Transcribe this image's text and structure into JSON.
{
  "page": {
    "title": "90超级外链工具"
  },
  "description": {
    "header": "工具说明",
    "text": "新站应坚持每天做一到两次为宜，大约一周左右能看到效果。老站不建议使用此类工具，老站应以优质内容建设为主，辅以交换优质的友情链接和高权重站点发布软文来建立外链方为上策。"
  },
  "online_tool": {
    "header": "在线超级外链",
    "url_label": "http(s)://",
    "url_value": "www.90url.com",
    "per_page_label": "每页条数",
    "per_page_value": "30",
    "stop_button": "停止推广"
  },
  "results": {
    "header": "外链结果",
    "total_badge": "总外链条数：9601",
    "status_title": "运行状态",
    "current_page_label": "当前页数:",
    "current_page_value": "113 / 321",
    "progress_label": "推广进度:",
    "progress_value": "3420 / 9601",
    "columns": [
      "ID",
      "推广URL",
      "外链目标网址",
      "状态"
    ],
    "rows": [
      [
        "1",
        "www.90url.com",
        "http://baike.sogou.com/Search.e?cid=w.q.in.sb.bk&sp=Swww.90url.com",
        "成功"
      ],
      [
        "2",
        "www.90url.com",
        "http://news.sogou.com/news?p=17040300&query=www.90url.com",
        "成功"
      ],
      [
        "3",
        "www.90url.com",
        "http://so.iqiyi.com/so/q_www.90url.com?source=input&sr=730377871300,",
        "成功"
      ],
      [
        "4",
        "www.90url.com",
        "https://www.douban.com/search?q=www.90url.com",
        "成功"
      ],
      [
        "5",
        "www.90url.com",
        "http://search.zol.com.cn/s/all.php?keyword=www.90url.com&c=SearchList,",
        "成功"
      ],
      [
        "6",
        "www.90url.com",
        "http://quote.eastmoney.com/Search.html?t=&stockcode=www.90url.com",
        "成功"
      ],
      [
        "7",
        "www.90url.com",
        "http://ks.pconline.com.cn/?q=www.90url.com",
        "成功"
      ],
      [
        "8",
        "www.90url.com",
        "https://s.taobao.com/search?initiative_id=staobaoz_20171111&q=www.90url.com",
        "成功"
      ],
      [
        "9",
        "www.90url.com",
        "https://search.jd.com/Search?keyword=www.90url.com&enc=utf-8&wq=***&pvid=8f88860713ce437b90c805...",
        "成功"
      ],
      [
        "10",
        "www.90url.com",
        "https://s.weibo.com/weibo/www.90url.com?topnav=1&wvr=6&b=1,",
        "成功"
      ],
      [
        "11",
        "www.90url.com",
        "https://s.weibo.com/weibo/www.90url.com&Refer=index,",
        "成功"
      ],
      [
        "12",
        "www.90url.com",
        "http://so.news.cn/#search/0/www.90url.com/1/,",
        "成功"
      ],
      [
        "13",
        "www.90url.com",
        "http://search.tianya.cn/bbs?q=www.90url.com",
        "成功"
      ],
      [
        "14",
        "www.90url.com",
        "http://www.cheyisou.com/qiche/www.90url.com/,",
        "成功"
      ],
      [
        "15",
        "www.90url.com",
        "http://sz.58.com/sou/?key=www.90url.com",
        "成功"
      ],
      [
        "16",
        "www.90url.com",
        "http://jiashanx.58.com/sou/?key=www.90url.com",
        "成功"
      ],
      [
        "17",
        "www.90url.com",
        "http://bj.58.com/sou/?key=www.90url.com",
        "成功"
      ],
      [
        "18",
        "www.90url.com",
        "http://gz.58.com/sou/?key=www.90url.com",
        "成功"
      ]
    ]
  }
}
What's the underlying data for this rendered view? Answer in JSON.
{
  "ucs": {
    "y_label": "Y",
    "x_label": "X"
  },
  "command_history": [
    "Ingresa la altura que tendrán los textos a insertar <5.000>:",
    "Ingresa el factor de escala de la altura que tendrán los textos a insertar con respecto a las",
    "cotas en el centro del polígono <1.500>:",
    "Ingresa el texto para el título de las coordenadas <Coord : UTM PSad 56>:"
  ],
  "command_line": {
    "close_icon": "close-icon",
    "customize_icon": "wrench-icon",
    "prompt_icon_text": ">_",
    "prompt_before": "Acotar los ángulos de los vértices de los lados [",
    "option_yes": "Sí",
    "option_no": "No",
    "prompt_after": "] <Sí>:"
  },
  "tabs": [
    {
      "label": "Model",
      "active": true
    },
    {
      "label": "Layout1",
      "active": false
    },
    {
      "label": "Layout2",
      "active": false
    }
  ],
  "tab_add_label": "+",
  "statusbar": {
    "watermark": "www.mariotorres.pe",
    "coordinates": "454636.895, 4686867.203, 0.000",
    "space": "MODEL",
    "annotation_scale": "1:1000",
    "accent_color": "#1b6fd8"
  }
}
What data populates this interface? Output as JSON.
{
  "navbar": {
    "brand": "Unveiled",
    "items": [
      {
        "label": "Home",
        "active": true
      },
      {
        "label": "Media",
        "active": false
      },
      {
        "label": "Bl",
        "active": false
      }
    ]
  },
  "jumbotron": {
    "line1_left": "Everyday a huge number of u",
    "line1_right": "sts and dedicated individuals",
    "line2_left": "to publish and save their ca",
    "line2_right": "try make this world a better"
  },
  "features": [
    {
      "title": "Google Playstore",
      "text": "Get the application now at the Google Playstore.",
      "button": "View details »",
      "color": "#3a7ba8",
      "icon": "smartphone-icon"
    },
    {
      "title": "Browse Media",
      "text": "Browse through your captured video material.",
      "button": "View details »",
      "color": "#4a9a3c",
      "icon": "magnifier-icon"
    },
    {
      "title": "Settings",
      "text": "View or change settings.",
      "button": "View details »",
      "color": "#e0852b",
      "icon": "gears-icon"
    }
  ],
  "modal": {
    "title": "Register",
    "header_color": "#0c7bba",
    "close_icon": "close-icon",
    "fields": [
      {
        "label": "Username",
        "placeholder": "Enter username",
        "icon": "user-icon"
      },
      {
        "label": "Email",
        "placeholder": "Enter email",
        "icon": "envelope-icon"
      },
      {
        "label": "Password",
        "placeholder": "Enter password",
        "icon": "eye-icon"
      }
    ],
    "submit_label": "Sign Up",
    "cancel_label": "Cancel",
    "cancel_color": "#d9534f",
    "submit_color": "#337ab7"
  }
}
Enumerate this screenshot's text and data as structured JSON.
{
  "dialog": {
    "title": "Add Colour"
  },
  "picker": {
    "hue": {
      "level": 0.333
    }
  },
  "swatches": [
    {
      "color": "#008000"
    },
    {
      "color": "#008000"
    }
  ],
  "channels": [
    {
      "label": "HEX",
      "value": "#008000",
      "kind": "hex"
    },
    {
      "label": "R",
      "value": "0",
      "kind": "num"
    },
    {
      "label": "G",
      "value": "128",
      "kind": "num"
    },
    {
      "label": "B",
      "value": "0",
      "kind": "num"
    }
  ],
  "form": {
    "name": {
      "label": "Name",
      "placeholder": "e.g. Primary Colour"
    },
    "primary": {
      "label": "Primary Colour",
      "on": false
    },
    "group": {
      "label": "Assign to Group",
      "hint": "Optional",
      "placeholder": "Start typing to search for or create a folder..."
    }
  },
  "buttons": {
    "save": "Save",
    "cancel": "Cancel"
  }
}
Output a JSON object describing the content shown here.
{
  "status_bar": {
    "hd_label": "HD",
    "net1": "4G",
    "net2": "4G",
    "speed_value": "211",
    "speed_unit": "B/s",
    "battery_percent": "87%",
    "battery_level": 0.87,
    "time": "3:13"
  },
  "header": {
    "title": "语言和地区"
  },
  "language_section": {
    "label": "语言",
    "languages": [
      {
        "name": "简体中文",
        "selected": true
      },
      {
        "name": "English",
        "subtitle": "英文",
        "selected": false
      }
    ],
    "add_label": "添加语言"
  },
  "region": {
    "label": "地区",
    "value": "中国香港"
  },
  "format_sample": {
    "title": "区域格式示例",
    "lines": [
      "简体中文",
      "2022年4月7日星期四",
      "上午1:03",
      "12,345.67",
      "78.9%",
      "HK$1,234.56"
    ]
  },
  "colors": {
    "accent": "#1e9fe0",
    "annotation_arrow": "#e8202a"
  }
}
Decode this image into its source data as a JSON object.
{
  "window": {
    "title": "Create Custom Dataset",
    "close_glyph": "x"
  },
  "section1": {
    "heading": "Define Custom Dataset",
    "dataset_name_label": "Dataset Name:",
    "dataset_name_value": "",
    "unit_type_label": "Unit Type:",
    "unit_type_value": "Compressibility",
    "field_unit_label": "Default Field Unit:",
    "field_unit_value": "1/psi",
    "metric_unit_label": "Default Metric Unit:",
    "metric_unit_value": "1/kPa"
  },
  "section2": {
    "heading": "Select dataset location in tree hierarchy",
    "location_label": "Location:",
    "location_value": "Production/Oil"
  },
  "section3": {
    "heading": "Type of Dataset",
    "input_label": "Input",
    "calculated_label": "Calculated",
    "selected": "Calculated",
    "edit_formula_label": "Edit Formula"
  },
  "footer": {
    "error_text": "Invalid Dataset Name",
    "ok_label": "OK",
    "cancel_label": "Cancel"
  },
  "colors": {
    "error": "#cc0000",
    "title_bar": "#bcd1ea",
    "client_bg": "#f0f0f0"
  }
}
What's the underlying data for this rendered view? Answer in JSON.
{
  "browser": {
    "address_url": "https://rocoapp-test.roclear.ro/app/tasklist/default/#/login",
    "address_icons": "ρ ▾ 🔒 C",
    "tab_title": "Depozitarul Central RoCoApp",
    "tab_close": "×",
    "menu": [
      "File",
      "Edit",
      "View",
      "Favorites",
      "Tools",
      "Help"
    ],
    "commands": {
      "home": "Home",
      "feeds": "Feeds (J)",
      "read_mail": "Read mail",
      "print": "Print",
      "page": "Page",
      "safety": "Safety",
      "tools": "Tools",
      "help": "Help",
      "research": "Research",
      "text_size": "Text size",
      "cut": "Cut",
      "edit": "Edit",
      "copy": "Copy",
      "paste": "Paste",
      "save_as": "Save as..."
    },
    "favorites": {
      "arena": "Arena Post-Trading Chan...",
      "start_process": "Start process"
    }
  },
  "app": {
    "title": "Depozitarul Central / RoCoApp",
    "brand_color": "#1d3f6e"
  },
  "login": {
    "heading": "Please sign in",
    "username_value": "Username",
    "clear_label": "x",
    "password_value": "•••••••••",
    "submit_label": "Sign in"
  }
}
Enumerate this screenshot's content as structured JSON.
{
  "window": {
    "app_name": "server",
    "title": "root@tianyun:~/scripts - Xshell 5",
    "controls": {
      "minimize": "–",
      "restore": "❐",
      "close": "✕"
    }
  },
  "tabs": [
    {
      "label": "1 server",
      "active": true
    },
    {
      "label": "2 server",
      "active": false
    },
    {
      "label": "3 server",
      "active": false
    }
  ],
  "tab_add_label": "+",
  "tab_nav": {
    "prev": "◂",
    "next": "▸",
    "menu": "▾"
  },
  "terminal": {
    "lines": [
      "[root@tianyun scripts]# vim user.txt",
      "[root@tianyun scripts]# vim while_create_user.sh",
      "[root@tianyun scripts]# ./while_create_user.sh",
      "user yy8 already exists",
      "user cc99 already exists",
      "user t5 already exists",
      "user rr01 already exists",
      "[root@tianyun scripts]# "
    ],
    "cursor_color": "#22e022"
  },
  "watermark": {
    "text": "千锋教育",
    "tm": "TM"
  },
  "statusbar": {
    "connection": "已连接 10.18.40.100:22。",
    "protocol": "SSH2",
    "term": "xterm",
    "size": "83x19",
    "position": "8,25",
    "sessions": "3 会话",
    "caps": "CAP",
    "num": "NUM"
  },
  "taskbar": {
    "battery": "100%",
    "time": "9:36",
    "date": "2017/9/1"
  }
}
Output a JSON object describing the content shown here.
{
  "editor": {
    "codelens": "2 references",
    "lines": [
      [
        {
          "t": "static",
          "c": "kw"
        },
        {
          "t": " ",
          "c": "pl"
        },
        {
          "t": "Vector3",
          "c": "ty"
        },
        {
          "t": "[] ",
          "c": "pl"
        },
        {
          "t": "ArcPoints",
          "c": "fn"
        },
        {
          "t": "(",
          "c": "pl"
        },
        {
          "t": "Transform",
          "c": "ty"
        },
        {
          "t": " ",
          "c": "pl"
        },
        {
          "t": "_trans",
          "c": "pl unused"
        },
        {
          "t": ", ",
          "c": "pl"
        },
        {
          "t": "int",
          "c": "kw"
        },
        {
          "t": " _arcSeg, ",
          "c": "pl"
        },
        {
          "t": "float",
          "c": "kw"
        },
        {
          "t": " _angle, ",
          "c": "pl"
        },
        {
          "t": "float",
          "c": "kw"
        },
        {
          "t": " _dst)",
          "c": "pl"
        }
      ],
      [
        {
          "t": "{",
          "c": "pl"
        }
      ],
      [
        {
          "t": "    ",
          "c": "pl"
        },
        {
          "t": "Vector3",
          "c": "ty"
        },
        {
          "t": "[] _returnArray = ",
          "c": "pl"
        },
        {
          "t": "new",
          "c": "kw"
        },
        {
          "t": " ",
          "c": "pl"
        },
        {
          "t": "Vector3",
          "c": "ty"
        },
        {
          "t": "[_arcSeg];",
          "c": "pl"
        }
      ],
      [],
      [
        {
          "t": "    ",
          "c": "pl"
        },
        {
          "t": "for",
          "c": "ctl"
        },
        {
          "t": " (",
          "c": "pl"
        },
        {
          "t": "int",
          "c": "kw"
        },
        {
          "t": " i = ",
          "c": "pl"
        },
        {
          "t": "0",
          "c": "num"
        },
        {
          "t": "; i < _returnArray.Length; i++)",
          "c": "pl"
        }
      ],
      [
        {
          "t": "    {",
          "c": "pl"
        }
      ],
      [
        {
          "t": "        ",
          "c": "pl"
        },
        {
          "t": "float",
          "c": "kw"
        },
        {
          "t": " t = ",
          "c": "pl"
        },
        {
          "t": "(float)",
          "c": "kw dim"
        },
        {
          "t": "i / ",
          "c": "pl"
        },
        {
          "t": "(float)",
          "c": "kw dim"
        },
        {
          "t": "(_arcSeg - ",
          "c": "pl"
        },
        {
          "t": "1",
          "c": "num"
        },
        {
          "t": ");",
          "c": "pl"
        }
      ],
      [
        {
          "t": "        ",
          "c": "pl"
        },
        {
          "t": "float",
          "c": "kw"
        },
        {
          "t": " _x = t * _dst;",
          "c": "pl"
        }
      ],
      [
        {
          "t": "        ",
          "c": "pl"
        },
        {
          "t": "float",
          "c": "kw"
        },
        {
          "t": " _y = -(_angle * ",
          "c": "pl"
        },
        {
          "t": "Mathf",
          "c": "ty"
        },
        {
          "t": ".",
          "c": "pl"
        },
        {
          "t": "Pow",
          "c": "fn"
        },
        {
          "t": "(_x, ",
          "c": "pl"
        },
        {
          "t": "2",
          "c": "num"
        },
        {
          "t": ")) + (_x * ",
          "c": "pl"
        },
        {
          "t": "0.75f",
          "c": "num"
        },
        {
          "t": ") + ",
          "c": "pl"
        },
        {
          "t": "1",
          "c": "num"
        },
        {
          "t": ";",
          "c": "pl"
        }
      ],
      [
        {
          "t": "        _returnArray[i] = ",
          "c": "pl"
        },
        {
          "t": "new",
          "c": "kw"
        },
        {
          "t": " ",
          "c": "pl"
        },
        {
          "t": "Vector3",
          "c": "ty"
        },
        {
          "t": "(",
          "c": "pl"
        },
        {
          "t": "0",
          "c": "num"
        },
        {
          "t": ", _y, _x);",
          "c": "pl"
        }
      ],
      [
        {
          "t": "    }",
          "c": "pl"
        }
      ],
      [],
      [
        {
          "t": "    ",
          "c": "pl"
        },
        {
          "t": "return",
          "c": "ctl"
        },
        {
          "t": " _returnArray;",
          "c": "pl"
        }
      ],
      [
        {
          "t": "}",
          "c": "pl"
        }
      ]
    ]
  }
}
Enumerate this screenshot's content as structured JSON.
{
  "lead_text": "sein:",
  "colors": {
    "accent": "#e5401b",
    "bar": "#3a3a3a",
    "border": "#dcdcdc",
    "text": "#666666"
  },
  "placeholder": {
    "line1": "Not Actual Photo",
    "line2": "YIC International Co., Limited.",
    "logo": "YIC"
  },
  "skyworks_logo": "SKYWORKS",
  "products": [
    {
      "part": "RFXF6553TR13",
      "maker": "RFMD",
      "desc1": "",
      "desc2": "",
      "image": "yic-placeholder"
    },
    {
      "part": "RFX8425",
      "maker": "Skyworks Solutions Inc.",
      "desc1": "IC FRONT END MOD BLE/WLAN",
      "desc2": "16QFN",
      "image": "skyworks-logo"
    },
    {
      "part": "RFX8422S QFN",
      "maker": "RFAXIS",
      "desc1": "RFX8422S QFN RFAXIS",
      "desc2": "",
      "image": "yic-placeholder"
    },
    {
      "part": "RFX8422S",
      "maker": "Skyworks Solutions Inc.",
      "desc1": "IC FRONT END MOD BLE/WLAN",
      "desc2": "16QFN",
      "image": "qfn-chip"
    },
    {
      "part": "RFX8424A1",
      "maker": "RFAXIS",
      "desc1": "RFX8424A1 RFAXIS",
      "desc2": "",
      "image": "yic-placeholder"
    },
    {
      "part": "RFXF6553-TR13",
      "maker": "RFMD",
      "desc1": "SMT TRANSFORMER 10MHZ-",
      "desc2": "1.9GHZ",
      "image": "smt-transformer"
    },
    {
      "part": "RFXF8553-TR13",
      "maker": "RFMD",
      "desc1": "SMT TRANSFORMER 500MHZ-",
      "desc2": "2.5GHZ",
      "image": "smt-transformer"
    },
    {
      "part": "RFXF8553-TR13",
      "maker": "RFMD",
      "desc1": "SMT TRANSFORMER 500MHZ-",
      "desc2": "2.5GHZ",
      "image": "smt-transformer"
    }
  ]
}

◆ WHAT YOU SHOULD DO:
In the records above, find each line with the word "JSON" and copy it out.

◆ FINISHED TASK:
Transcribe this image's text and structure into JSON.
What's the underlying data for this rendered view? Answer in JSON.
What data populates this interface? Output as JSON.
Enumerate this screenshot's text and data as structured JSON.
Output a JSON object describing the content shown here.
Decode this image into its source data as a JSON object.
What's the underlying data for this rendered view? Answer in JSON.
Enumerate this screenshot's content as structured JSON.
Output a JSON object describing the content shown here.
Enumerate this screenshot's content as structured JSON.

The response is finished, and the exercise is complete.